In my last post, I talked about people who struggle with writing because they are convinced it should be easy. At the other end of the spectrum are the folks paralyzed by the fear that written communication is too difficult for them to even contemplate.
These are the people who, when facing a need to write a letter or report or assignment, fret that they can’t remember all the grammar rules they learned in sixth grade. The idea of crafting a thesis sentence makes them sweat, especially because they have never been sure they would recognize a thesis sentence if they met one walking down the street.
Efforts to avoid comma splices, split infinitives and run-on sentences zap their mental and emotional energy long before they can transform their ideas into words. Somewhere along the way, they have learned that avoiding grammar or style errors outweighs the importance of communicating thoughts or constructing arguments.

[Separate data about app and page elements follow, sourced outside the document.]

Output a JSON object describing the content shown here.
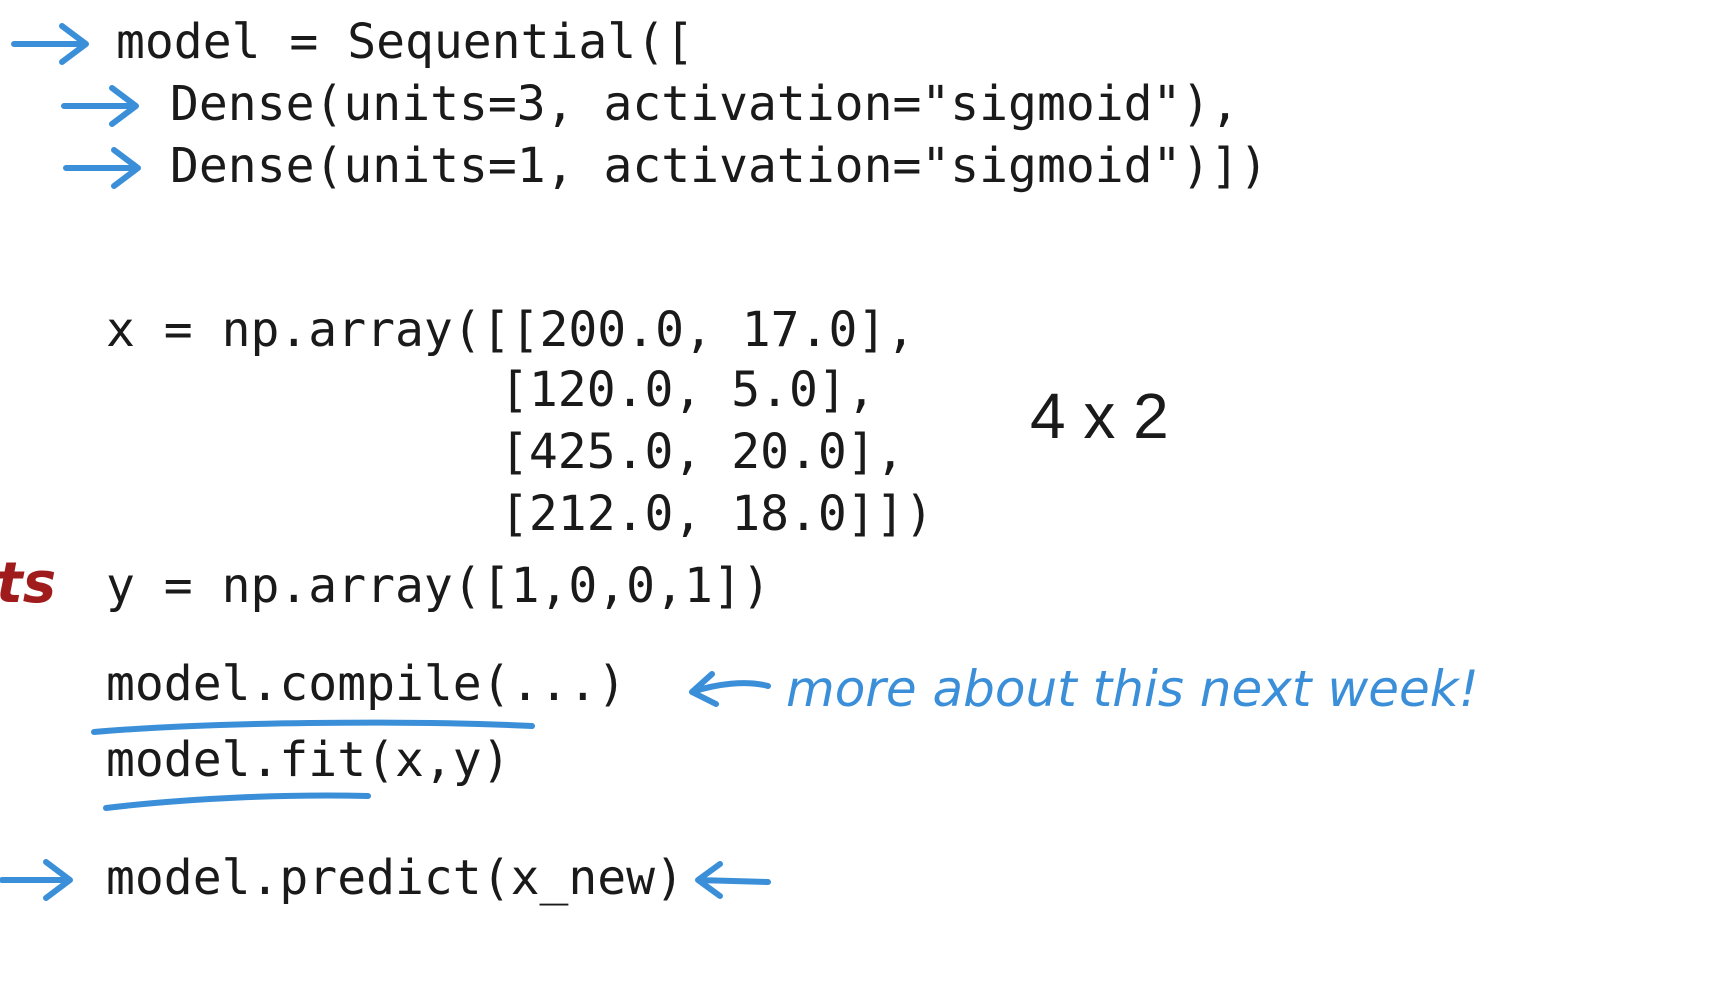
{
  "code": {
    "model_line": "model = Sequential([",
    "dense1_line": "Dense(units=3, activation=\"sigmoid\"),",
    "dense2_line": "Dense(units=1, activation=\"sigmoid\")])",
    "x_lines": [
      "x = np.array([[200.0, 17.0],",
      "[120.0, 5.0],",
      "[425.0, 20.0],",
      "[212.0, 18.0]])"
    ],
    "y_line": "y = np.array([1,0,0,1])",
    "compile_line": "model.compile(...)",
    "fit_line": "model.fit(x,y)",
    "predict_line": "model.predict(x_new)"
  },
  "annotations": {
    "shape_label": "4 x 2",
    "clipped_red_text": "ts",
    "compile_note": "more about this next week!"
  },
  "colors": {
    "ink_blue": "#3b8fd9",
    "ink_red": "#a01c1c",
    "code_text": "#1a1a1a"
  }
}
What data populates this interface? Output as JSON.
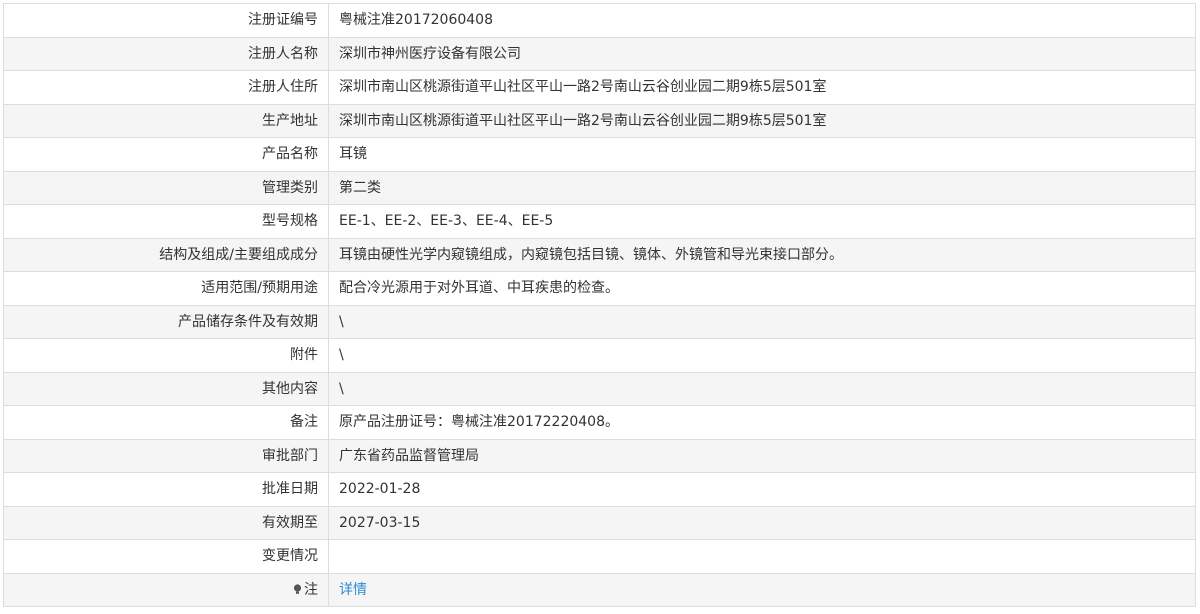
{
  "record": {
    "rows": [
      {
        "label": "注册证编号",
        "value": "粤械注准20172060408"
      },
      {
        "label": "注册人名称",
        "value": "深圳市神州医疗设备有限公司"
      },
      {
        "label": "注册人住所",
        "value": "深圳市南山区桃源街道平山社区平山一路2号南山云谷创业园二期9栋5层501室"
      },
      {
        "label": "生产地址",
        "value": "深圳市南山区桃源街道平山社区平山一路2号南山云谷创业园二期9栋5层501室"
      },
      {
        "label": "产品名称",
        "value": "耳镜"
      },
      {
        "label": "管理类别",
        "value": "第二类"
      },
      {
        "label": "型号规格",
        "value": "EE-1、EE-2、EE-3、EE-4、EE-5"
      },
      {
        "label": "结构及组成/主要组成成分",
        "value": "耳镜由硬性光学内窥镜组成，内窥镜包括目镜、镜体、外镜管和导光束接口部分。"
      },
      {
        "label": "适用范围/预期用途",
        "value": "配合冷光源用于对外耳道、中耳疾患的检查。"
      },
      {
        "label": "产品储存条件及有效期",
        "value": "\\"
      },
      {
        "label": "附件",
        "value": "\\"
      },
      {
        "label": "其他内容",
        "value": "\\"
      },
      {
        "label": "备注",
        "value": "原产品注册证号：粤械注准20172220408。"
      },
      {
        "label": "审批部门",
        "value": "广东省药品监督管理局"
      },
      {
        "label": "批准日期",
        "value": "2022-01-28"
      },
      {
        "label": "有效期至",
        "value": "2027-03-15"
      },
      {
        "label": "变更情况",
        "value": ""
      }
    ],
    "note": {
      "label": "注",
      "icon": "note-bulb-icon",
      "link_text": "详情"
    }
  },
  "colors": {
    "border": "#dddddd",
    "row_alt": "#f5f5f5",
    "text": "#333333",
    "link": "#2a8bd5"
  }
}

I meet these fretters frequently when I am with my English-professor husband. People who have had no difficulty conversing with him will start stammering and apologizing for their grammar or vocabulary as soon as they learn how he earns his paycheck. Why? Do they think he’s been taking notes on how many subject/verb agreement problems have cropped up in the conversation? Or that he’s going to start pointing out dangling prepositions?
After years of witnessing this behavior, I have concluded that many native-English speakers fear their own language. They have bought into the idea that English is too difficult to truly comprehend, much less to employ in any situation beyond daily, street-level transactions, particularly if it involves writing.
And I think that’s a shame. Because the ultimate goal in writing (or speaking) should be to force vocabulary and the structure of grammar to work for you—not trap you in a maze of unfathomable requirements. I’m not telling you to ignore all grammar, punctuation, and spelling rules—I make my living from knowing and implementing those rules, after all.
But worrying a little less about “breaking the rules” will free you up to consider what you want to say and how you want to say it, which is the first step on the road to becoming a braver writer.